Greetings to you in the name of Jesus Christ, the One whose birth we await during this holy season of Advent.
The Church marks time slightly differently than does most of the world. Though Advent falls at the end of the calendar year, it represents the beginning of a new year in the Church. Advent simply means “coming,” so, in these days leading up to Christmas, we prepare our hearts once more for the inbreaking of God into human history. We rehearse the story of the birth of Christ in Bethlehem once more, and we also hope for our attention to become more and more attuned to the many ways God enters into our lives today and every day to come.
As humans, we tend to make sense of our lives through the telling and retelling of stories. Over time, the stories we tell about our families, our friends, and ourselves take on lives of their own, reminding us who we are and what it is in our history, both good and bad, that compels us to live with integrity and intentionality.
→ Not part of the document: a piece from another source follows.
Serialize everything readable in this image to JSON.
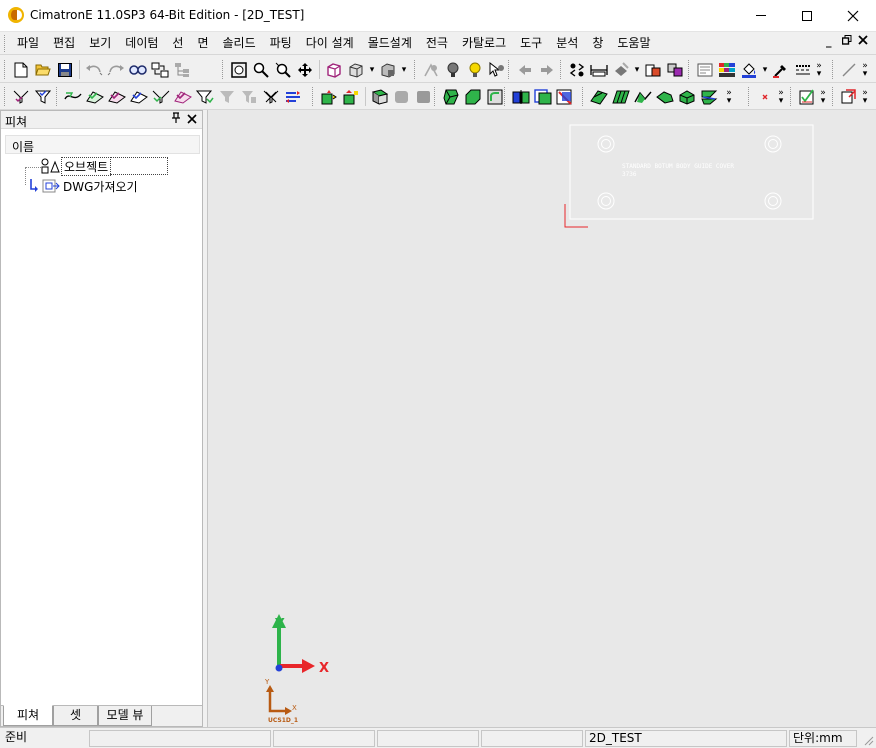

The story of Jesus’ birth in a stable in Bethlehem of Judea remains captivating more than two thousand years later, in part because it tells the story of God’s coming into the world in an utterly surprising way — not as a military hero who would rescue Israel from Roman oppression as many had hoped, but rather as a vulnerable Infant of refugee parents. This helpless Child would become the Messiah, the Savior of the world, not through power wrought by violence, but rather through the power won through love, justice, freedom, and peace.
There is a Kenyan proverb that says, “When you pray, remember to move your feet.” During Advent, we pray that God’s love will continue to break into a violent world that longs for God’s peace, into a despairing world that longs for God’s hope, into a broken world that longs for God’s healing. And, as we pray, we move our feet. We wait for God’s coming by feeding the hungry, tending the sick, encouraging the downtrodden, and freeing those who are captive to oppressive powers that threaten to render them anything less than the beloved children of God that they are.
In the act of reaching out to a world in need, we believe we encounter and embody the love of Christ, who came that all might have life, and have it abundantly. If you have ever had the sneaking suspicion that the holiday season compels us into a deeper longing than all the marketers of consumer goods would have us believe, join us in prayer and worship at Shadyside Presbyterian Church, either in person or online. And while you pray, remember to move your feet. Together, we can do something that will bring a glimpse of unexpected kindness and mercy into the world. And if we do, we believe the story of Christmas — with its astonishing angels, lowly shepherds, guiding star, and dingy stable — will once again take on a life of its own.
To you, to the ones whom you love, and to the ones whom only God loves, we wish a blessed Advent season and a Merry Christmas.
The Reverend Austin Crenshaw Shelley
Senior Pastor and Head of Staff
About Rev. Shelley
Read more about Rev. Shelley.
Watch a brief video introducing Rev. Shelley.